Element data from apps and pages
+-------+

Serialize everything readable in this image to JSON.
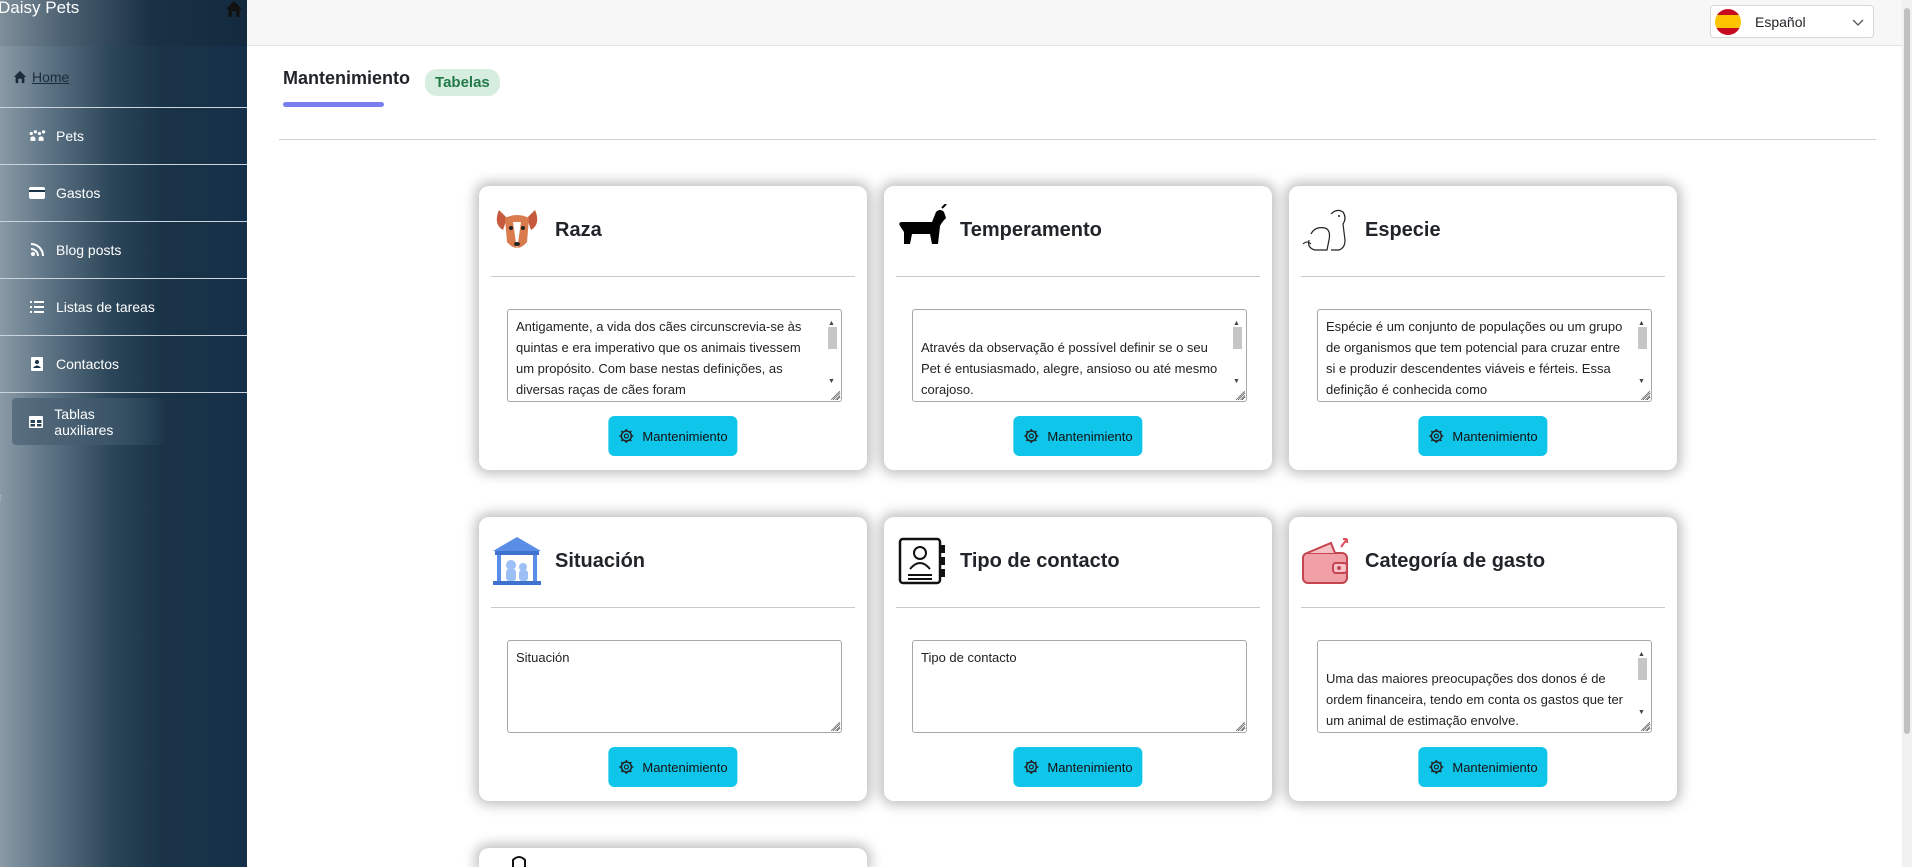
{
  "app": {
    "brand": "Daisy Pets"
  },
  "sidebar": {
    "home": "Home",
    "items": [
      {
        "label": "Pets",
        "icon": "paw-icon"
      },
      {
        "label": "Gastos",
        "icon": "card-icon"
      },
      {
        "label": "Blog posts",
        "icon": "rss-icon"
      },
      {
        "label": "Listas de tareas",
        "icon": "list-icon"
      },
      {
        "label": "Contactos",
        "icon": "contact-icon"
      },
      {
        "label": "Tablas auxiliares",
        "icon": "table-icon"
      }
    ]
  },
  "topbar": {
    "language": "Español"
  },
  "tabs": {
    "main": "Mantenimiento",
    "badge": "Tabelas"
  },
  "cards": [
    {
      "title": "Raza",
      "icon": "dog-face-icon",
      "text": "Antigamente, a vida dos cães circunscrevia-se às quintas e era imperativo que os animais tivessem um propósito. Com base nestas definições, as diversas raças de cães foram",
      "button": "Mantenimiento"
    },
    {
      "title": "Temperamento",
      "icon": "dog-silhouette-icon",
      "text": "Através da observação é possível definir se o seu Pet é entusiasmado, alegre, ansioso ou até mesmo corajoso.\nPor exemplo: cães de tutoras mulheres,",
      "button": "Mantenimiento"
    },
    {
      "title": "Especie",
      "icon": "pet-outline-icon",
      "text": "Espécie é um conjunto de populações ou um grupo de organismos que tem potencial para cruzar entre si e produzir descendentes viáveis e férteis. Essa definição é conhecida como",
      "button": "Mantenimiento"
    },
    {
      "title": "Situación",
      "icon": "pet-shelter-icon",
      "text": "Situación",
      "button": "Mantenimiento"
    },
    {
      "title": "Tipo de contacto",
      "icon": "contact-book-icon",
      "text": "Tipo de contacto",
      "button": "Mantenimiento"
    },
    {
      "title": "Categoría de gasto",
      "icon": "wallet-icon",
      "text": "Uma das maiores preocupações dos donos é de ordem financeira, tendo em conta os gastos que ter um animal de estimação envolve.\nDe acordo com as contas da Deco Proteste, um",
      "button": "Mantenimiento"
    }
  ],
  "colors": {
    "accent": "#10c5ea",
    "tab_underline": "#7a7ff0",
    "badge_bg": "#d6ede0",
    "badge_text": "#237a48"
  }
}
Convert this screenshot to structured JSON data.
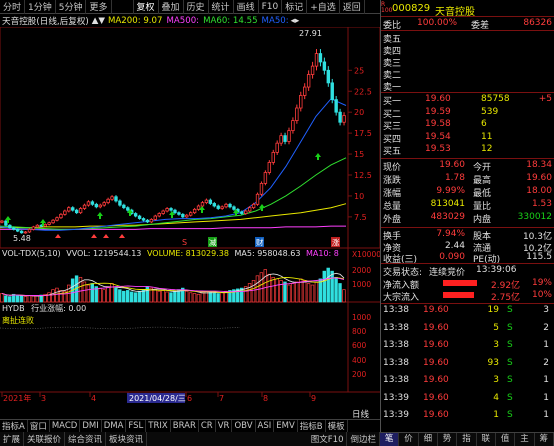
{
  "toolbar": {
    "items": [
      "分时",
      "1分钟",
      "5分钟",
      "更多",
      "",
      "复权",
      "叠加",
      "历史",
      "统计",
      "画线",
      "F10",
      "标记",
      "+自选",
      "返回"
    ]
  },
  "title": {
    "stock": "天音控股(日线,后复权)",
    "ma200": "MA200: 9.07",
    "ma500": "MA500:",
    "ma60": "MA60: 14.55",
    "ma50": "MA50:"
  },
  "chart_data": {
    "type": "candlestick",
    "title": "天音控股(日线,后复权)",
    "ylim": [
      4.5,
      28.5
    ],
    "y_ticks": [
      25.0,
      22.5,
      20.0,
      17.5,
      15.0,
      12.5,
      10.0,
      7.5
    ],
    "annotations": {
      "high": "27.91",
      "low": "5.48"
    },
    "x_ticks": [
      "2021年",
      "3",
      "4",
      "2021/04/28/三",
      "6",
      "7",
      "8",
      "9"
    ],
    "series": [
      {
        "name": "MA200",
        "color": "#e8e800",
        "values": [
          6.2,
          6.2,
          6.2,
          6.3,
          6.3,
          6.3,
          6.4,
          6.4,
          6.5,
          6.5,
          6.6,
          6.7,
          6.8,
          6.9,
          7.0,
          7.1,
          7.2,
          7.4,
          7.6,
          7.8,
          8.0,
          8.3,
          8.6,
          9.07
        ]
      },
      {
        "name": "MA500",
        "color": "#ff40ff",
        "values": [
          6.0,
          6.0,
          6.0,
          6.0,
          6.0,
          6.0,
          6.0,
          6.0,
          6.0,
          6.0,
          6.1,
          6.1,
          6.1,
          6.1,
          6.1,
          6.2,
          6.2,
          6.2,
          6.2,
          6.3,
          6.3,
          6.3,
          6.4,
          6.4
        ]
      },
      {
        "name": "MA60",
        "color": "#30e030",
        "values": [
          6.4,
          6.3,
          6.2,
          6.1,
          6.0,
          6.0,
          6.1,
          6.2,
          6.3,
          6.4,
          6.6,
          6.8,
          7.0,
          7.2,
          7.3,
          7.5,
          7.7,
          8.2,
          9.0,
          10.0,
          11.2,
          12.5,
          13.7,
          14.55
        ]
      },
      {
        "name": "MA50",
        "color": "#2060ff",
        "values": [
          6.3,
          6.1,
          6.0,
          5.9,
          5.9,
          6.0,
          6.2,
          6.4,
          6.6,
          6.8,
          7.0,
          7.2,
          7.3,
          7.3,
          7.4,
          7.6,
          8.0,
          9.2,
          11.0,
          13.5,
          16.5,
          19.5,
          21.6,
          20.8
        ]
      }
    ],
    "closes": [
      7.0,
      6.5,
      6.2,
      6.0,
      5.8,
      5.6,
      5.7,
      6.0,
      6.3,
      6.5,
      6.4,
      6.6,
      6.8,
      7.1,
      7.4,
      7.8,
      8.2,
      8.6,
      8.3,
      8.0,
      8.5,
      8.9,
      9.3,
      9.0,
      8.7,
      8.9,
      9.2,
      9.6,
      9.9,
      9.4,
      8.9,
      8.6,
      8.3,
      7.9,
      7.6,
      7.3,
      7.1,
      6.9,
      7.2,
      7.6,
      7.9,
      8.2,
      8.5,
      8.3,
      8.0,
      7.8,
      7.5,
      7.7,
      8.0,
      8.4,
      8.8,
      9.2,
      9.5,
      9.1,
      8.8,
      8.5,
      8.7,
      9.0,
      8.7,
      8.4,
      8.1,
      7.9,
      8.2,
      8.6,
      9.0,
      10.2,
      11.5,
      12.8,
      14.0,
      15.2,
      16.3,
      17.2,
      16.5,
      17.8,
      19.0,
      20.5,
      22.0,
      23.0,
      24.5,
      25.5,
      27.0,
      26.0,
      25.0,
      23.5,
      21.5,
      20.0,
      18.8,
      19.6
    ]
  },
  "volume_panel": {
    "header": "VOL-TDX(5,10)",
    "vvol": "VVOL: 1219544.13",
    "volume": "VOLUME: 813029.38",
    "ma5": "MA5: 958048.63",
    "ma10": "MA10: 8",
    "y_ticks": [
      "X10000",
      "2000",
      "1000"
    ],
    "values": [
      0.55,
      0.4,
      0.35,
      0.5,
      0.45,
      0.4,
      0.35,
      0.42,
      0.38,
      0.4,
      0.45,
      0.5,
      0.6,
      0.8,
      0.9,
      0.75,
      0.7,
      1.1,
      1.5,
      1.7,
      1.6,
      1.3,
      1.1,
      1.2,
      1.0,
      0.9,
      0.8,
      1.0,
      1.2,
      0.9,
      0.8,
      0.7,
      0.75,
      0.65,
      0.6,
      0.7,
      0.8,
      1.0,
      0.9,
      0.8,
      0.7,
      0.75,
      0.65,
      0.6,
      0.7,
      0.8,
      0.9,
      0.7,
      0.6,
      0.55,
      0.5,
      0.6,
      0.7,
      0.65,
      0.6,
      0.55,
      0.6,
      0.7,
      0.75,
      0.8,
      0.85,
      0.9,
      1.0,
      1.2,
      1.4,
      1.7,
      1.9,
      2.1,
      1.8,
      1.6,
      1.5,
      1.4,
      1.3,
      1.1,
      1.2,
      1.3,
      1.5,
      1.4,
      1.2,
      1.1,
      1.3,
      1.5,
      2.0,
      2.2,
      2.0,
      1.6,
      1.2,
      0.8
    ]
  },
  "hydb_panel": {
    "header": "HYDB",
    "label": "行业涨幅: 0.00",
    "sub": "离扯连败",
    "y_ticks": [
      "1000",
      "800",
      "600",
      "400",
      "200"
    ]
  },
  "tabs_row1": [
    "指标A",
    "窗口",
    "MACD",
    "DMI",
    "DMA",
    "FSL",
    "TRIX",
    "BRAR",
    "CR",
    "VR",
    "OBV",
    "ASI",
    "EMV",
    "指标B",
    "模板"
  ],
  "tabs_row2": [
    "扩展",
    "关联报价",
    "综合资讯",
    "板块资讯"
  ],
  "day_label": "日线",
  "footer_tabs": [
    "图文F10",
    "倒边栏"
  ],
  "quote": {
    "code": "000829",
    "name": "天音控股",
    "weibi_label": "委比",
    "weibi": "100.00%",
    "weicha_label": "委差",
    "weicha": "86326",
    "asks": [
      {
        "label": "卖五",
        "price": "",
        "vol": ""
      },
      {
        "label": "卖四",
        "price": "",
        "vol": ""
      },
      {
        "label": "卖三",
        "price": "",
        "vol": ""
      },
      {
        "label": "卖二",
        "price": "",
        "vol": ""
      },
      {
        "label": "卖一",
        "price": "",
        "vol": ""
      }
    ],
    "bids": [
      {
        "label": "买一",
        "price": "19.60",
        "vol": "85758",
        "chg": "+5"
      },
      {
        "label": "买二",
        "price": "19.59",
        "vol": "539",
        "chg": ""
      },
      {
        "label": "买三",
        "price": "19.58",
        "vol": "6",
        "chg": ""
      },
      {
        "label": "买四",
        "price": "19.54",
        "vol": "11",
        "chg": ""
      },
      {
        "label": "买五",
        "price": "19.53",
        "vol": "12",
        "chg": ""
      }
    ],
    "stats": [
      {
        "l1": "现价",
        "v1": "19.60",
        "l2": "今开",
        "v2": "18.34"
      },
      {
        "l1": "涨跌",
        "v1": "1.78",
        "l2": "最高",
        "v2": "19.60"
      },
      {
        "l1": "涨幅",
        "v1": "9.99%",
        "l2": "最低",
        "v2": "18.00"
      },
      {
        "l1": "总量",
        "v1": "813041",
        "l2": "量比",
        "v2": "1.53"
      },
      {
        "l1": "外盘",
        "v1": "483029",
        "l2": "内盘",
        "v2": "330012"
      }
    ],
    "stats2": [
      {
        "l1": "换手",
        "v1": "7.94%",
        "l2": "股本",
        "v2": "10.3亿"
      },
      {
        "l1": "净资",
        "v1": "2.44",
        "l2": "流通",
        "v2": "10.2亿"
      },
      {
        "l1": "收益(三)",
        "v1": "0.090",
        "l2": "PE(动)",
        "v2": "115.5"
      }
    ],
    "trade_status_label": "交易状态:",
    "trade_status": "连续竞价",
    "trade_time": "13:39:06",
    "flows": [
      {
        "label": "净流入额",
        "value": "2.92亿",
        "pct": "19%",
        "fill": 0.6
      },
      {
        "label": "大宗流入",
        "value": "2.75亿",
        "pct": "10%",
        "fill": 0.55
      }
    ],
    "ticks": [
      {
        "t": "13:38",
        "p": "19.60",
        "v": "19",
        "s": "S",
        "n": "3"
      },
      {
        "t": "13:38",
        "p": "19.60",
        "v": "5",
        "s": "S",
        "n": "2"
      },
      {
        "t": "13:38",
        "p": "19.60",
        "v": "3",
        "s": "S",
        "n": "1"
      },
      {
        "t": "13:38",
        "p": "19.60",
        "v": "93",
        "s": "S",
        "n": "2"
      },
      {
        "t": "13:38",
        "p": "19.60",
        "v": "3",
        "s": "S",
        "n": "1"
      },
      {
        "t": "13:39",
        "p": "19.60",
        "v": "4",
        "s": "S",
        "n": "1"
      },
      {
        "t": "13:39",
        "p": "19.60",
        "v": "1",
        "s": "S",
        "n": "1"
      }
    ],
    "bottom_tabs": [
      "笔",
      "价",
      "细",
      "势",
      "指",
      "联",
      "值",
      "主",
      "筹"
    ]
  },
  "colors": {
    "up": "#ff3c3c",
    "down": "#18d018",
    "accent": "#e8e800"
  }
}
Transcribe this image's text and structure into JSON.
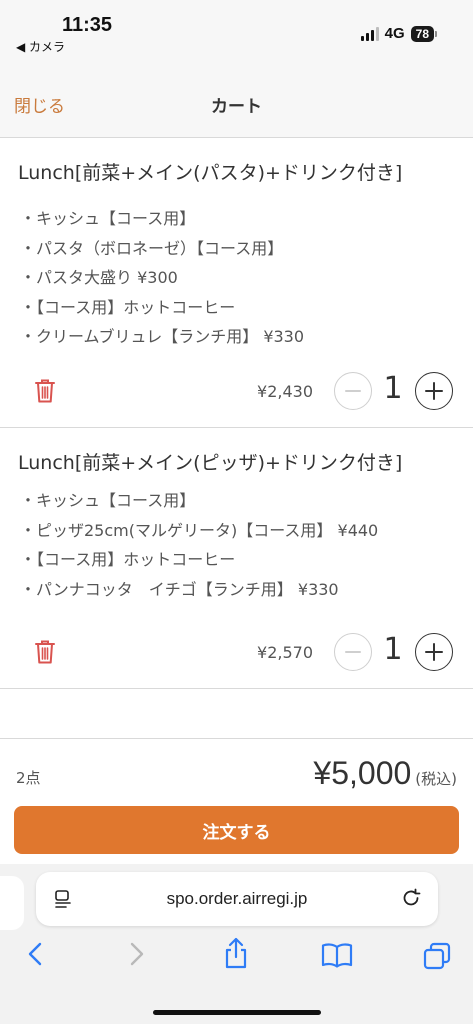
{
  "status_bar": {
    "time": "11:35",
    "back_app": "◀ カメラ",
    "network": "4G",
    "battery": "78"
  },
  "header": {
    "close_label": "閉じる",
    "title": "カート"
  },
  "cart": {
    "items": [
      {
        "name": "Lunch[前菜+メイン(パスタ)+ドリンク付き]",
        "options": [
          "・キッシュ【コース用】",
          "・パスタ（ボロネーゼ）【コース用】",
          "・パスタ大盛り ¥300",
          "・【コース用】ホットコーヒー",
          "・クリームブリュレ【ランチ用】 ¥330"
        ],
        "price": "¥2,430",
        "quantity": "1"
      },
      {
        "name": "Lunch[前菜+メイン(ピッザ)+ドリンク付き]",
        "options": [
          "・キッシュ【コース用】",
          "・ピッザ25cm(マルゲリータ)【コース用】 ¥440",
          "・【コース用】ホットコーヒー",
          "・パンナコッタ　イチゴ【ランチ用】 ¥330"
        ],
        "price": "¥2,570",
        "quantity": "1"
      }
    ]
  },
  "summary": {
    "count": "2点",
    "total": "¥5,000",
    "tax_note": "(税込)",
    "order_button": "注文する"
  },
  "browser": {
    "url": "spo.order.airregi.jp"
  },
  "colors": {
    "accent": "#e0772e",
    "close_link": "#c97a3c",
    "trash": "#d9534f",
    "ios_blue": "#2f7cf6"
  }
}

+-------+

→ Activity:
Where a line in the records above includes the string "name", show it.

→ Reply:
        "name": "MA200",
        "name": "MA500",
        "name": "MA60",
        "name": "MA50",
    "name": "天音控股",
        "name": "Lunch[前菜+メイン(パスタ)+ドリンク付き]",
        "name": "Lunch[前菜+メイン(ピッザ)+ドリンク付き]",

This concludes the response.